··· Extracted data

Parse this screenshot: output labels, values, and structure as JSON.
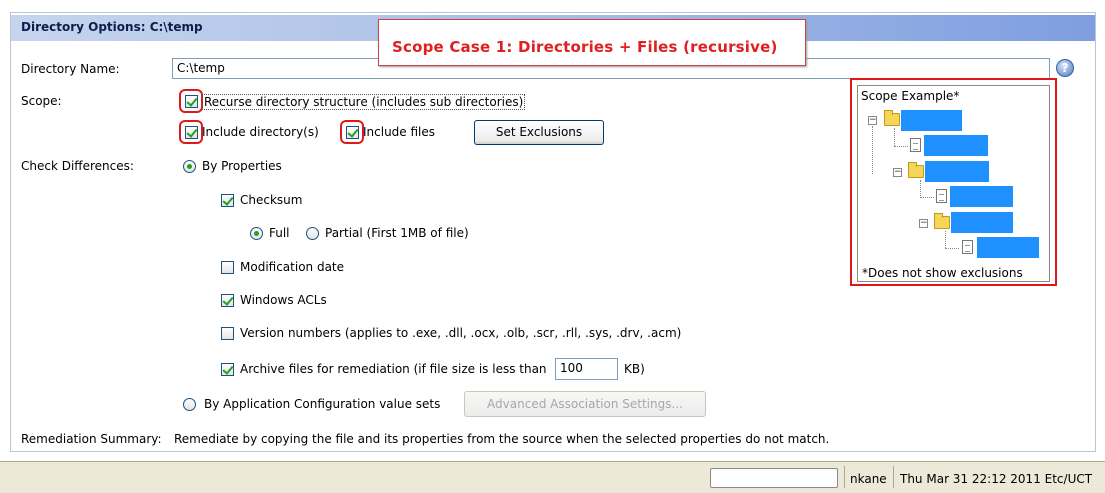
{
  "header": {
    "title": "Directory Options: C:\\temp"
  },
  "callout": {
    "text": "Scope Case 1: Directories + Files (recursive)"
  },
  "directory": {
    "label": "Directory Name:",
    "value": "C:\\temp"
  },
  "scope": {
    "label": "Scope:",
    "recurse_label": "Recurse directory structure (includes sub directories)",
    "include_dirs_label": "Include directory(s)",
    "include_files_label": "Include files",
    "set_exclusions_label": "Set Exclusions"
  },
  "check": {
    "label": "Check Differences:",
    "by_properties": "By Properties",
    "checksum": "Checksum",
    "full": "Full",
    "partial": "Partial (First 1MB of file)",
    "mod_date": "Modification date",
    "acls": "Windows ACLs",
    "version": "Version numbers (applies to .exe, .dll, .ocx, .olb, .scr, .rll, .sys, .drv, .acm)",
    "archive": "Archive files for remediation (if file size is less than",
    "archive_size": "100",
    "archive_unit": "KB)",
    "by_app_config": "By Application Configuration value sets",
    "advanced_btn": "Advanced Association Settings..."
  },
  "remediation": {
    "label": "Remediation Summary:",
    "text": "Remediate by copying the file and its properties from the source when the selected properties do not match."
  },
  "scope_example": {
    "title": "Scope Example*",
    "footnote": "*Does not show exclusions"
  },
  "status": {
    "user": "nkane",
    "datetime": "Thu Mar 31 22:12 2011 Etc/UCT"
  },
  "colors": {
    "accent": "#1e90ff",
    "callout": "#e02020",
    "check": "#21a121"
  },
  "icons": [
    "help-icon",
    "folder-icon",
    "file-icon",
    "expander-icon"
  ]
}
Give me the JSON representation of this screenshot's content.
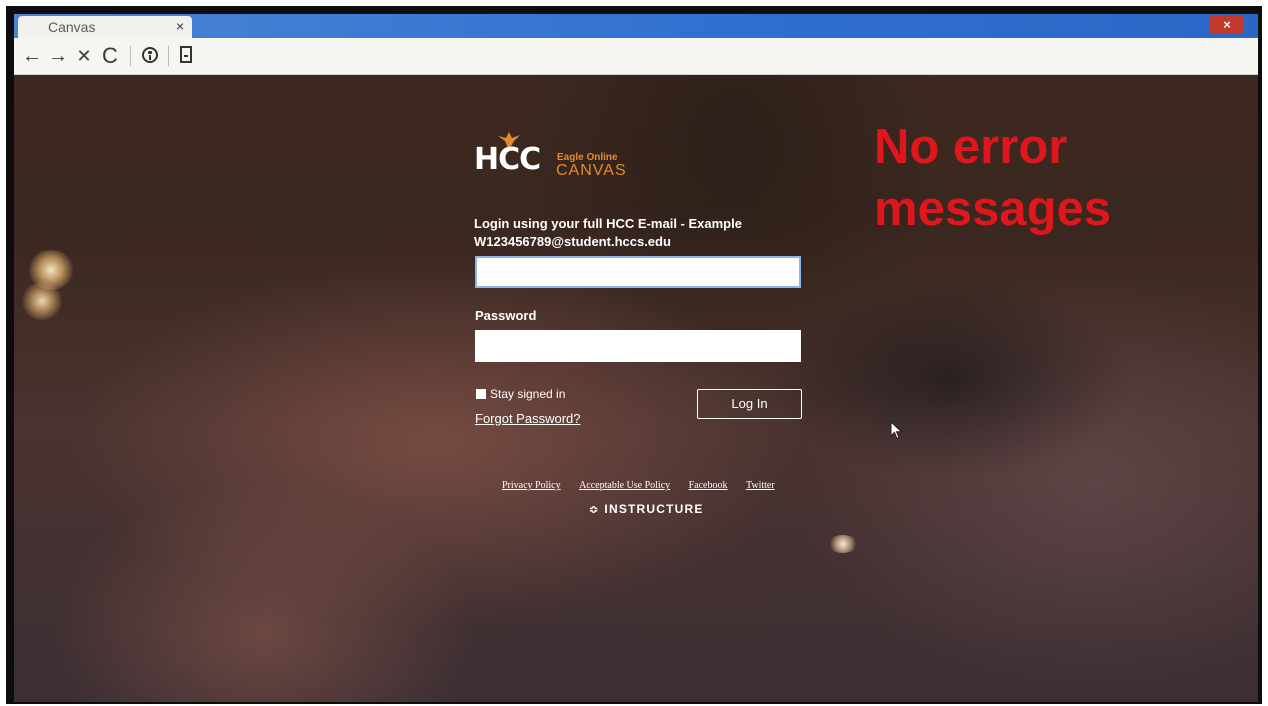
{
  "browser": {
    "tab_title": "Canvas",
    "tab_close": "×",
    "window_close": "×"
  },
  "toolbar": {
    "back_icon": "←",
    "forward_icon": "→",
    "stop_icon": "✕",
    "reload_icon": "C"
  },
  "logo": {
    "main": "HCC",
    "sub_top": "Eagle Online",
    "sub_bottom": "CANVAS"
  },
  "login": {
    "prompt": "Login using your full HCC E-mail - Example W123456789@student.hccs.edu",
    "email_value": "",
    "password_label": "Password",
    "password_value": "",
    "stay_signed_in": "Stay signed in",
    "forgot_password": "Forgot Password?",
    "login_button": "Log In"
  },
  "footer": {
    "links": [
      "Privacy Policy",
      "Acceptable Use Policy",
      "Facebook",
      "Twitter"
    ],
    "brand": "INSTRUCTURE"
  },
  "annotation": {
    "text_line1": "No error",
    "text_line2": "messages",
    "color": "#e0161d"
  },
  "colors": {
    "logo_accent": "#e38a2b",
    "tabbar": "#2f6fd0"
  }
}
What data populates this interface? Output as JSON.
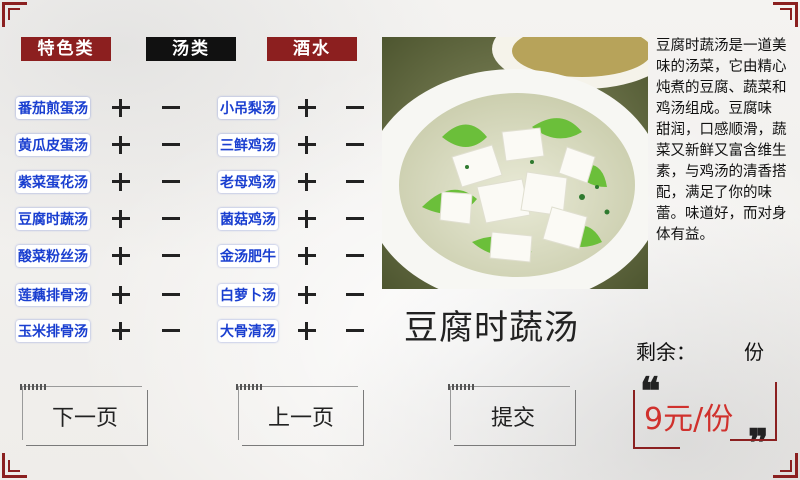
{
  "tabs": {
    "specialty": "特色类",
    "soup": "汤类",
    "drinks": "酒水"
  },
  "menu": {
    "left_items": [
      "番茄煎蛋汤",
      "黄瓜皮蛋汤",
      "紫菜蛋花汤",
      "豆腐时蔬汤",
      "酸菜粉丝汤",
      "莲藕排骨汤",
      "玉米排骨汤"
    ],
    "right_items": [
      "小吊梨汤",
      "三鲜鸡汤",
      "老母鸡汤",
      "菌菇鸡汤",
      "金汤肥牛",
      "白萝卜汤",
      "大骨清汤"
    ]
  },
  "detail": {
    "description": "豆腐时蔬汤是一道美味的汤菜，它由精心炖煮的豆腐、蔬菜和鸡汤组成。豆腐味  甜润，口感顺滑，蔬菜又新鲜又富含维生素，与鸡汤的清香搭配，满足了你的味蕾。味道好，而对身体有益。",
    "dish_name": "豆腐时蔬汤",
    "stock_label": "剩余：",
    "stock_unit": "份",
    "price": "9元/份",
    "quote_open": "❝",
    "quote_close": "❞"
  },
  "nav": {
    "next": "下一页",
    "prev": "上一页",
    "submit": "提交"
  },
  "colors": {
    "tab_red": "#8c1f1f",
    "tab_black": "#111111",
    "item_text": "#1a3fd0",
    "price": "#d0312d",
    "frame": "#8b2020"
  }
}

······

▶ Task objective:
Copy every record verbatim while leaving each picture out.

▶ Written response:
Parse this screenshot: output labels, values, and structure as JSON.
{
  "header": {
    "title": "Directory Options: C:\\temp"
  },
  "callout": {
    "text": "Scope Case 1: Directories + Files (recursive)"
  },
  "directory": {
    "label": "Directory Name:",
    "value": "C:\\temp"
  },
  "scope": {
    "label": "Scope:",
    "recurse_label": "Recurse directory structure (includes sub directories)",
    "include_dirs_label": "Include directory(s)",
    "include_files_label": "Include files",
    "set_exclusions_label": "Set Exclusions"
  },
  "check": {
    "label": "Check Differences:",
    "by_properties": "By Properties",
    "checksum": "Checksum",
    "full": "Full",
    "partial": "Partial (First 1MB of file)",
    "mod_date": "Modification date",
    "acls": "Windows ACLs",
    "version": "Version numbers (applies to .exe, .dll, .ocx, .olb, .scr, .rll, .sys, .drv, .acm)",
    "archive": "Archive files for remediation (if file size is less than",
    "archive_size": "100",
    "archive_unit": "KB)",
    "by_app_config": "By Application Configuration value sets",
    "advanced_btn": "Advanced Association Settings..."
  },
  "remediation": {
    "label": "Remediation Summary:",
    "text": "Remediate by copying the file and its properties from the source when the selected properties do not match."
  },
  "scope_example": {
    "title": "Scope Example*",
    "footnote": "*Does not show exclusions"
  },
  "status": {
    "user": "nkane",
    "datetime": "Thu Mar 31 22:12 2011 Etc/UCT"
  },
  "colors": {
    "accent": "#1e90ff",
    "callout": "#e02020",
    "check": "#21a121"
  },
  "icons": [
    "help-icon",
    "folder-icon",
    "file-icon",
    "expander-icon"
  ]
}
Give me the JSON representation of this screenshot's content.
{
  "browser": {
    "tab_title": "Canvas",
    "tab_close": "×",
    "window_close": "×"
  },
  "toolbar": {
    "back_icon": "←",
    "forward_icon": "→",
    "stop_icon": "✕",
    "reload_icon": "C"
  },
  "logo": {
    "main": "HCC",
    "sub_top": "Eagle Online",
    "sub_bottom": "CANVAS"
  },
  "login": {
    "prompt": "Login using your full HCC E-mail - Example W123456789@student.hccs.edu",
    "email_value": "",
    "password_label": "Password",
    "password_value": "",
    "stay_signed_in": "Stay signed in",
    "forgot_password": "Forgot Password?",
    "login_button": "Log In"
  },
  "footer": {
    "links": [
      "Privacy Policy",
      "Acceptable Use Policy",
      "Facebook",
      "Twitter"
    ],
    "brand": "INSTRUCTURE"
  },
  "annotation": {
    "text_line1": "No error",
    "text_line2": "messages",
    "color": "#e0161d"
  },
  "colors": {
    "logo_accent": "#e38a2b",
    "tabbar": "#2f6fd0"
  }
}
What data populates this interface? Output as JSON.
{
  "tabs": {
    "specialty": "特色类",
    "soup": "汤类",
    "drinks": "酒水"
  },
  "menu": {
    "left_items": [
      "番茄煎蛋汤",
      "黄瓜皮蛋汤",
      "紫菜蛋花汤",
      "豆腐时蔬汤",
      "酸菜粉丝汤",
      "莲藕排骨汤",
      "玉米排骨汤"
    ],
    "right_items": [
      "小吊梨汤",
      "三鲜鸡汤",
      "老母鸡汤",
      "菌菇鸡汤",
      "金汤肥牛",
      "白萝卜汤",
      "大骨清汤"
    ]
  },
  "detail": {
    "description": "豆腐时蔬汤是一道美味的汤菜，它由精心炖煮的豆腐、蔬菜和鸡汤组成。豆腐味  甜润，口感顺滑，蔬菜又新鲜又富含维生素，与鸡汤的清香搭配，满足了你的味蕾。味道好，而对身体有益。",
    "dish_name": "豆腐时蔬汤",
    "stock_label": "剩余：",
    "stock_unit": "份",
    "price": "9元/份",
    "quote_open": "❝",
    "quote_close": "❞"
  },
  "nav": {
    "next": "下一页",
    "prev": "上一页",
    "submit": "提交"
  },
  "colors": {
    "tab_red": "#8c1f1f",
    "tab_black": "#111111",
    "item_text": "#1a3fd0",
    "price": "#d0312d",
    "frame": "#8b2020"
  }
}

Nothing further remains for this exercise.